Wearable technology could improve patients’ quality of life and help medical professionals to provide more tailored care. Associate Professor Vijay Sivaraman discusses the potential benefits, and why widespread adoption could be five years away.
22 June 2016
Dr Ben Chan is part of a growing tribe of doctors who have started complementary side businesses. As well as his two medical centres in Dandenong and Box Hill, he’s launched the Skintech Cosmetic Skin and Laser Clinic, which specialises in non-invasive treatments for conditions such as pigmentation and acne.
Dr Ben Chan’s combination of clinical skills and business savvy has seen him grow his GP practice in the outer Melbourne suburb of Dandenong into a clutch of medical centres and skin treatment clinics employing 40 doctors and 60 nurses and support staff.
One of a large clan of entrepreneurial medicos, Chan graduated from Melbourne University in 1982 and moved into private practice after completing his hospital training.
“My father was a Chinese medical doctor and a very successful businessman,” Chan says. “Of his six children, four are doctors and most of us have ventured into business; some are high profile businesspeople. When we get together, that’s what we talk about – never medicine.”
Chan has plenty of business to talk about – his Dandenong Superclinic sees around 3000 patients a week. He’s also a partner in a similar long hours clinic in the Melbourne suburb of Box Hill, which opened earlier this year.
Venturing into laser clinics
His spin-off venture, Skintech Cosmetic Skin and Laser Clinic, specialises in non-invasive treatments for conditions such as pigmentation and acne. It operates out of the two Superclinics and a third facility at Mt Waverley.
Chan is also the founder of Cosmetic Institute of Australia, a private college established in 2015 to provide cosmetic medicine training to doctors and beauty therapists, and advice on product and equipment acquisition.
A long-standing interest in conditions of the skin led to Chan’s branching into the cosmetic therapy arena two decades ago.
“I went into it without expectations – lasers were new on the scene, and it was a fun thing to do,” he says. “As a business, it has succeeded beyond my expectations. I made the original decision to expand because I came across people who I wanted to hire. They had so much passion and talent – I couldn’t help but absorb them into my team.”

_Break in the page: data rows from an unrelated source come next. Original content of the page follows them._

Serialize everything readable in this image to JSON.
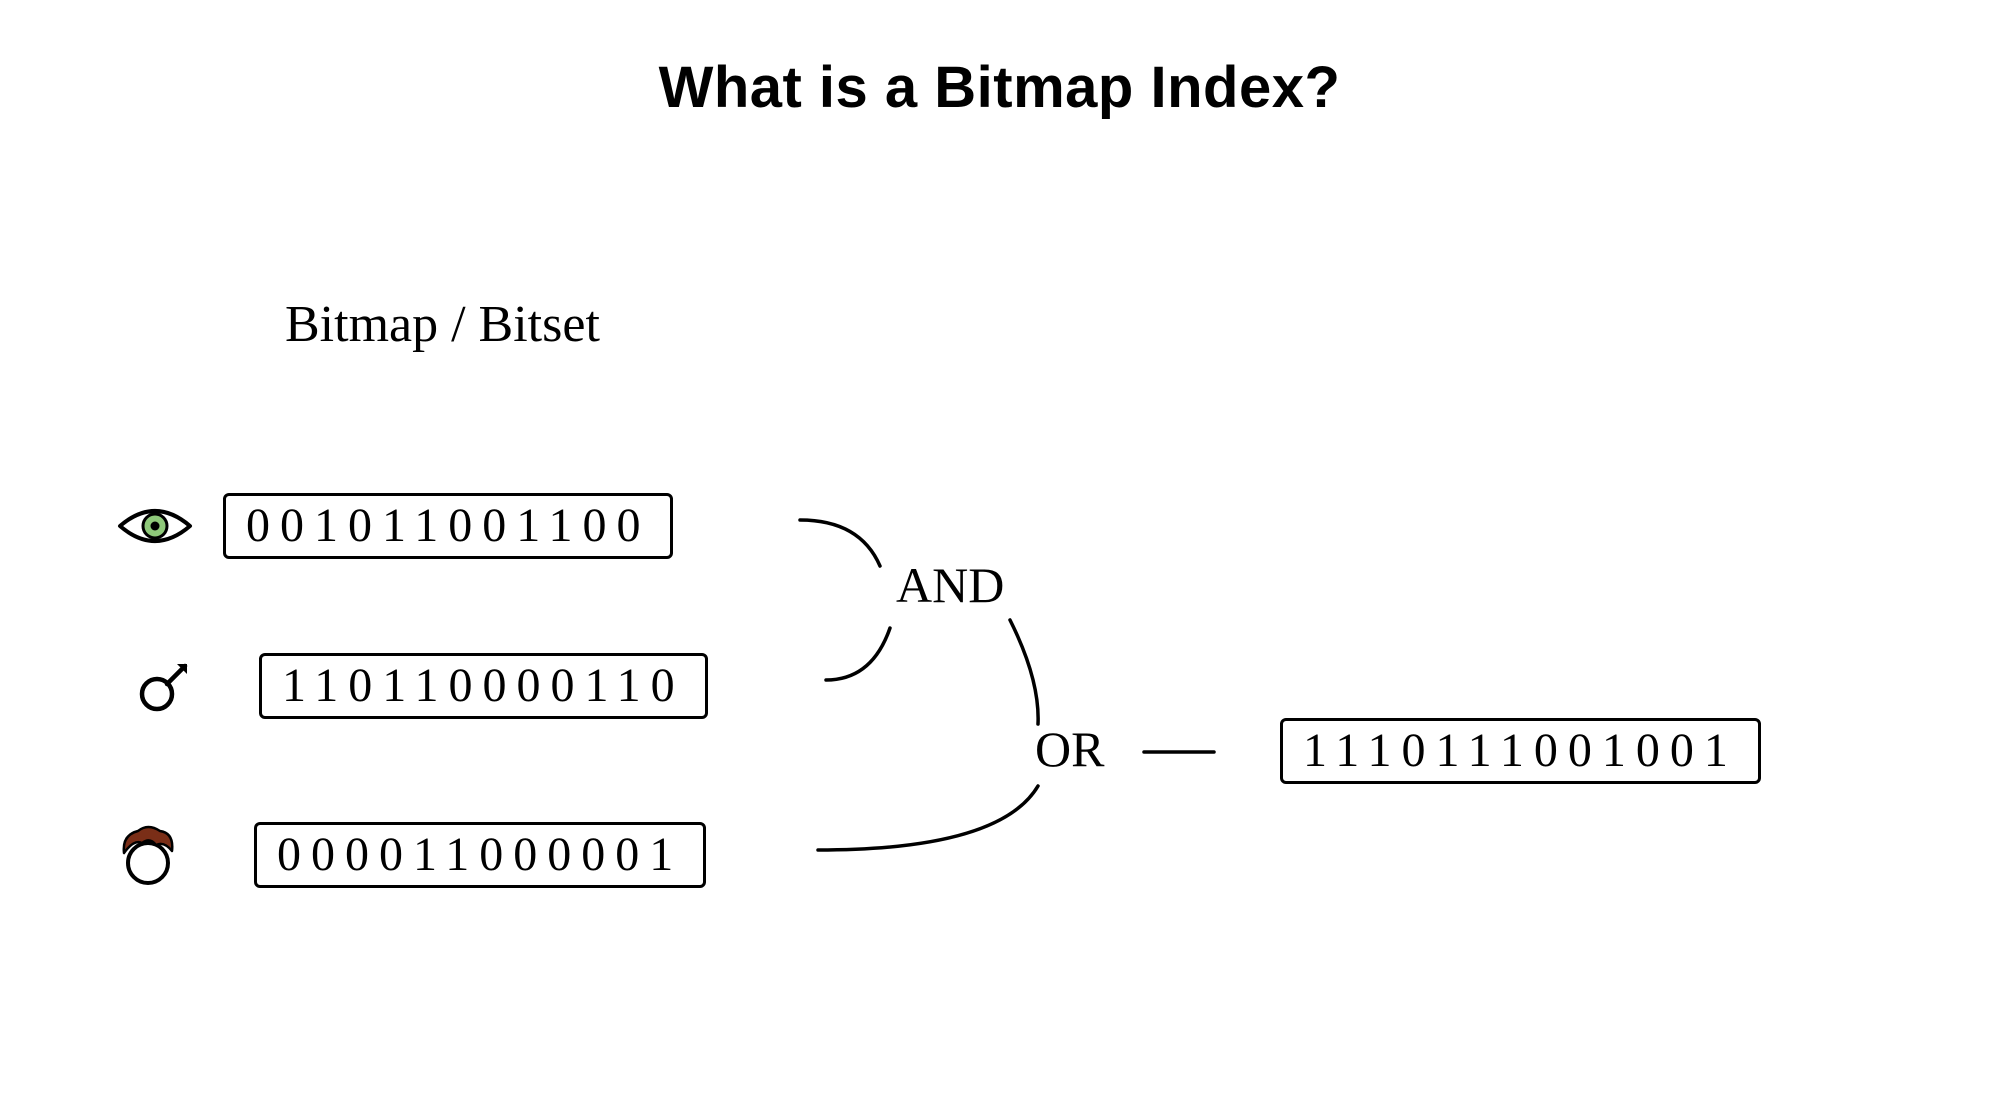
{
  "title": "What is a Bitmap Index?",
  "subtitle": "Bitmap / Bitset",
  "rows": {
    "eye": {
      "bits": "001011001100",
      "icon": "green-eye"
    },
    "male": {
      "bits": "110110000110",
      "icon": "male-symbol"
    },
    "hair": {
      "bits": "000011000001",
      "icon": "red-hair-head"
    },
    "result": {
      "bits": "1110111001001"
    }
  },
  "operators": {
    "and": "AND",
    "or": "OR"
  }
}
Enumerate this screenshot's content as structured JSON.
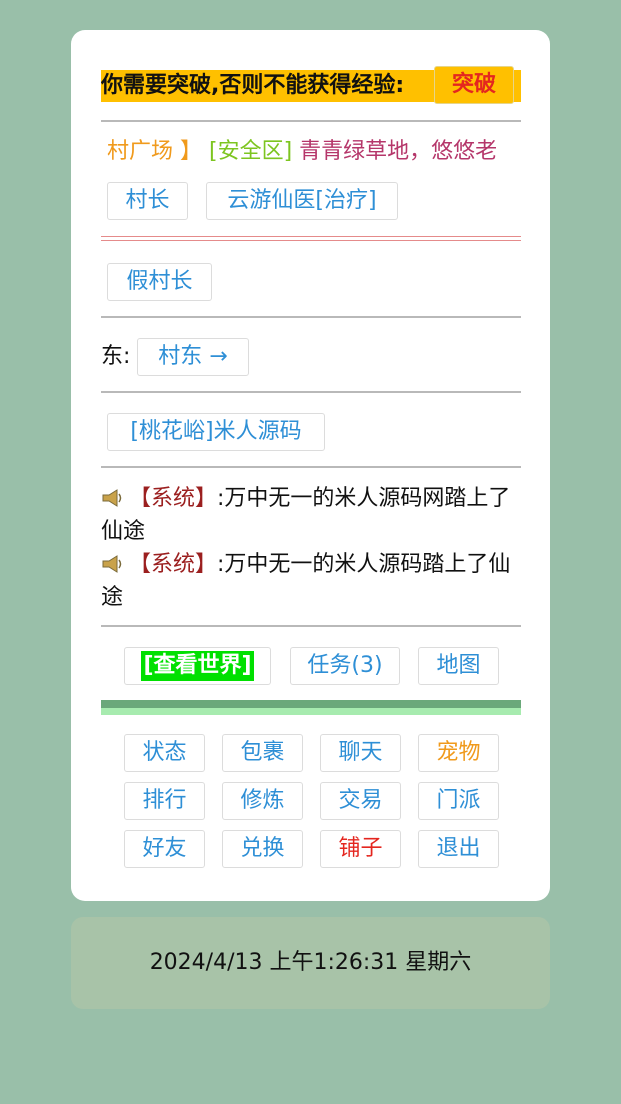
{
  "breakthrough": {
    "prompt": "你需要突破,否则不能获得经验:",
    "button": "突破"
  },
  "location": {
    "name": "村广场 】",
    "safe_zone": "[安全区]",
    "description": "青青绿草地，悠悠老"
  },
  "npcs": [
    "村长",
    "云游仙医[治疗]"
  ],
  "players_nearby": [
    "假村长"
  ],
  "exits": {
    "direction_label": "东:",
    "east": "村东 →"
  },
  "current_player": "[桃花峪]米人源码",
  "messages": [
    {
      "tag": "【系统】",
      "text": ":万中无一的米人源码网踏上了仙途"
    },
    {
      "tag": "【系统】",
      "text": ":万中无一的米人源码踏上了仙途"
    }
  ],
  "actions": {
    "world": "[查看世界]",
    "tasks": "任务(3)",
    "map": "地图"
  },
  "menu": [
    {
      "label": "状态",
      "color": "#2e8fd6"
    },
    {
      "label": "包裹",
      "color": "#2e8fd6"
    },
    {
      "label": "聊天",
      "color": "#2e8fd6"
    },
    {
      "label": "宠物",
      "color": "#f09a1c"
    },
    {
      "label": "排行",
      "color": "#2e8fd6"
    },
    {
      "label": "修炼",
      "color": "#2e8fd6"
    },
    {
      "label": "交易",
      "color": "#2e8fd6"
    },
    {
      "label": "门派",
      "color": "#2e8fd6"
    },
    {
      "label": "好友",
      "color": "#2e8fd6"
    },
    {
      "label": "兑换",
      "color": "#2e8fd6"
    },
    {
      "label": "铺子",
      "color": "#e4261f"
    },
    {
      "label": "退出",
      "color": "#2e8fd6"
    }
  ],
  "footer": {
    "datetime": "2024/4/13 上午1:26:31 星期六"
  }
}
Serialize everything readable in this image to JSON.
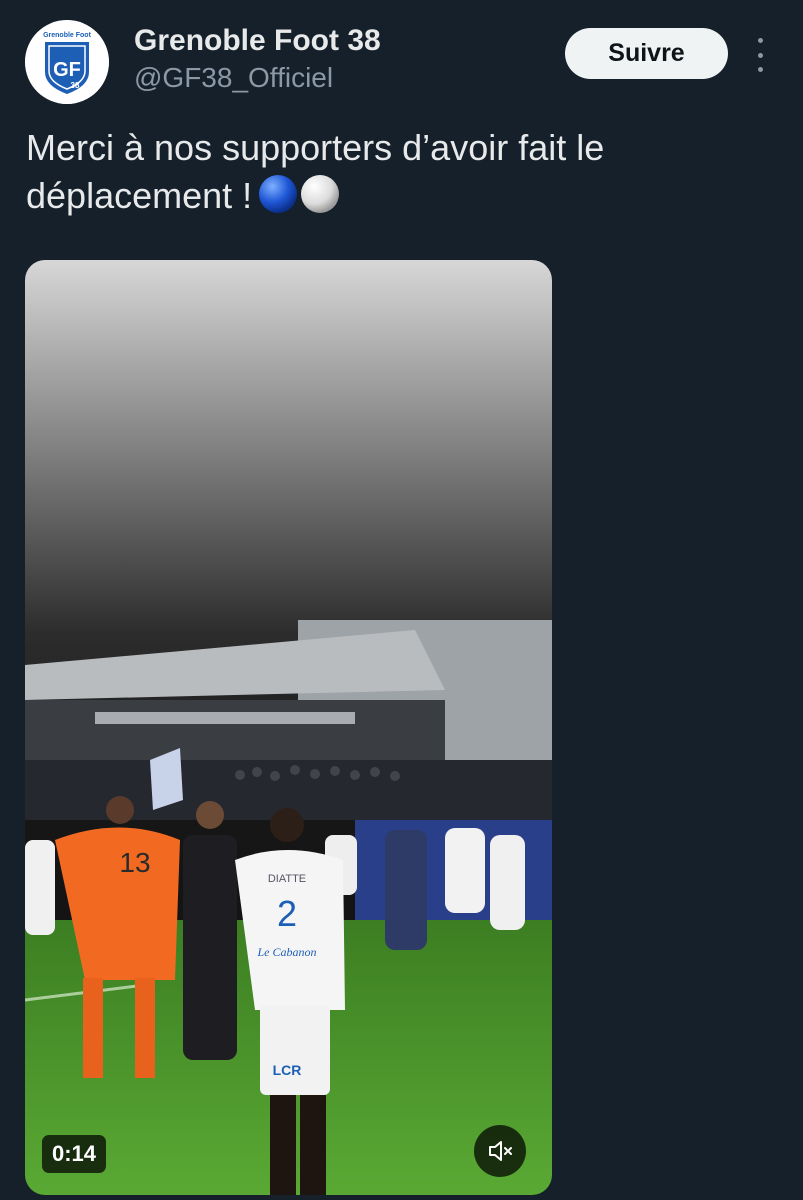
{
  "tweet": {
    "author_name": "Grenoble Foot 38",
    "author_handle": "@GF38_Officiel",
    "follow_label": "Suivre",
    "text_line1": "Merci à nos supporters d’avoir fait le",
    "text_line2": "déplacement !",
    "emojis": [
      "blue-ball-emoji",
      "white-ball-emoji"
    ],
    "avatar_logo_text": "Grenoble Foot",
    "avatar_monogram": "GF",
    "avatar_number": "38"
  },
  "video": {
    "duration": "0:14",
    "mute_icon": "speaker-muted-icon",
    "jersey_keeper_number": "13",
    "jersey_player_name": "DIATTE",
    "jersey_player_number": "2",
    "jersey_sponsor": "Le Cabanon",
    "shorts_text": "LCR"
  },
  "colors": {
    "background": "#15202b",
    "primary_text": "#e7e9ea",
    "secondary_text": "#8b98a5",
    "follow_button_bg": "#eff3f4",
    "club_blue": "#1d5fb5",
    "keeper_orange": "#f26a22",
    "pitch_green": "#4e9a2a"
  }
}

There’s little crossover of clientele between Chan’s medical and cosmetic ventures, although Skintech clients benefit from the fact that the clinic has doctors, as well as trained technicians, on staff.
“Being doctors and nurses, we can do a lot more than what salons can do regarding achieving results,” Chan says.
Learning to be an entrepreneur
Chan started upping his commercial acumen in the early nineties, by studying technical analysis of the stock and futures markets.
He began giving lectures to others on the discipline and to fellow medicos on real estate and sharemarket investment.
This exercise brought him into contact with a slew of sophisticated investors, including real estate pundit Robert Kiyosaki, author of the best-selling financial self- help book Rich Dad, Poor Dad.
“I learned a lot from them about being an entrepreneur,” Chan says.
He believes doctors already possess some of the skills required to run successful commercial enterprises, courtesy of the rigorous training regimen associated with earning the right to put the letters MBBS after one’s name.
“In our professional lives we need to factualise, obtaining facts by taking a medical history,” Chan says. “We analyse these facts after we’ve carried out investigations and we strategise to create a patient management plan that leads to the best possible outcome for the patient given their circumstances. My business plan works in the same way.”
As with medicine, one can learn much by studying and as much again by doing – particularly when dragged out of the comfort zone.
“Business skills can be learned, but you must first change your mindset to become a businessperson,” Chan says
“In medicine you do as you’re taught, so in a sense, it’s easy as long as you follow the rules and don’t venture too far beyond accepted clinical wisdom and practice.
“In business, however, the landscape is forever changing, and you need to take risks by venturing into unknown territory. This isn’t something doctors are necessarily accustomed to, but doctors are intelligent, and they can learn anything if they wish to.”
The personal touch
Chan is an NAB Business Banking client of more than two decades standing.
Chan says its personalised service has been a boon on many occasions, as his business has grown from small suburban practice into a sizeable suite of standalone enterprises.
“Having a business banker who understands my vision saves me a lot of time.”